A centipede as long as a couch? Trees so tall they touch the clouds? Amphibians changing into reptiles? These are just a few of the amazing life forms detailed in When Bugs Were Big.... This lively new paperback tickles the reader's funny bone while imparting tons of information about the animals, plants, and bugs that lived before the dinosaurs. Children will read "news reports" including a weather forecast from 320 million years ago and an emergency broadcast about the swift extinction that would end the Permian period. As kids peruse Bonner's innovative combination of narrative text, engaging illustrations, hilarious cartoons, maps, charts, and time lines, they will gather lots of valuable scientific information about the amazing creatures that ruled the Earth before the dinosaurs.


Reviews 2

Booklist Review

Gr. 2-5. The Carboniferous and Permian eras that ended the Paleozoic period (250 million years ago) are presented with verve and humor that don't shortchange the young natural historian's quest for good explanations of the earth's distant past. In spite of the book's subtitle, there's plenty of text. Cartoons are lightly sprinkled throughout an otherwise more traditionally illustrated narrative, but the formats are blended well to provide appropriately factual and hyperbolic information. Descriptions of evolving animal life, climate changes, continental drift, and the formation of elements such as carbon as a natural part of the vegetative life cycle unfold coherently. The use of age-appropriate appendixes (a chart designed to help children keep the vertebrates straight) and familiar reference points (a "seven-foot basketball player" standing next to a very, very tall synchysidendron tree) make this an exemplary curriculum support resource, but kids who dig dinosaurs will read the book purely for pleasure. Let's hope this author-illustrator will decide to present more history for young readers. --Francisca Goldsmith Copyright 2004 Booklist


School Library Journal Review

Gr 3-6-Bonner takes a lighthearted approach to a fascinating topic.
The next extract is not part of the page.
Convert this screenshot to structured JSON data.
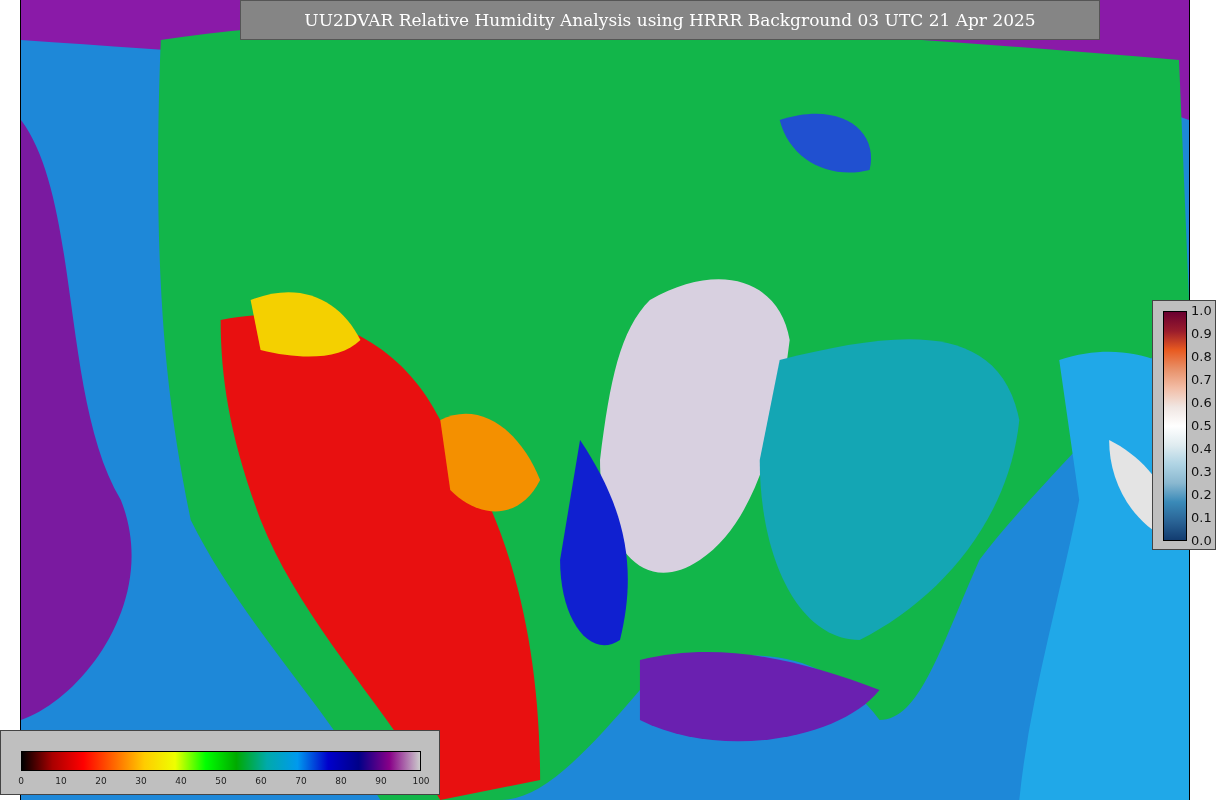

The Carboniferous and Permian periods spanned 100 million years or so just before the better-known Mesozoic Era. The author describes many of the unusual plant and animal species from those times in a lively, conversational style. Cartoon illustrations decorate every page. Some of them are strictly informational, but most contain elements of humor as well. The facts and the fun work well together, and it's always clear which is which. In one three-panel strip, for example, two scientists offer legitimate theories regarding possible uses of a shark's (Akmonistion) spiny "turret," while a chef wishes that he could have used that unusual appendage as a cheese grater. Weather reports by well-dressed reptile ancestors, want ads for bug-eating amniotes, and pictures with word balloons are among the other comic features. The more straightforward drawings of the unusual creatures are clear and eye-catching, though not all include estimated size. A useful two-page illustrated time line gives a nice overview. Most of the species details are basic, with more emphasis on how life in general evolved during this time period. Readers also see how climate, geology, and other animals effected development. Most dinosaur books include just a page or two of pre-Triassic information, so this title offers valuable subject coverage in an appealing package.-Steven Engelfried, Beaverton City Library, OR (c) Copyright 2010. Library Journals LLC, a wholly owned subsidiary of Media Source, Inc. No redistribution permitted.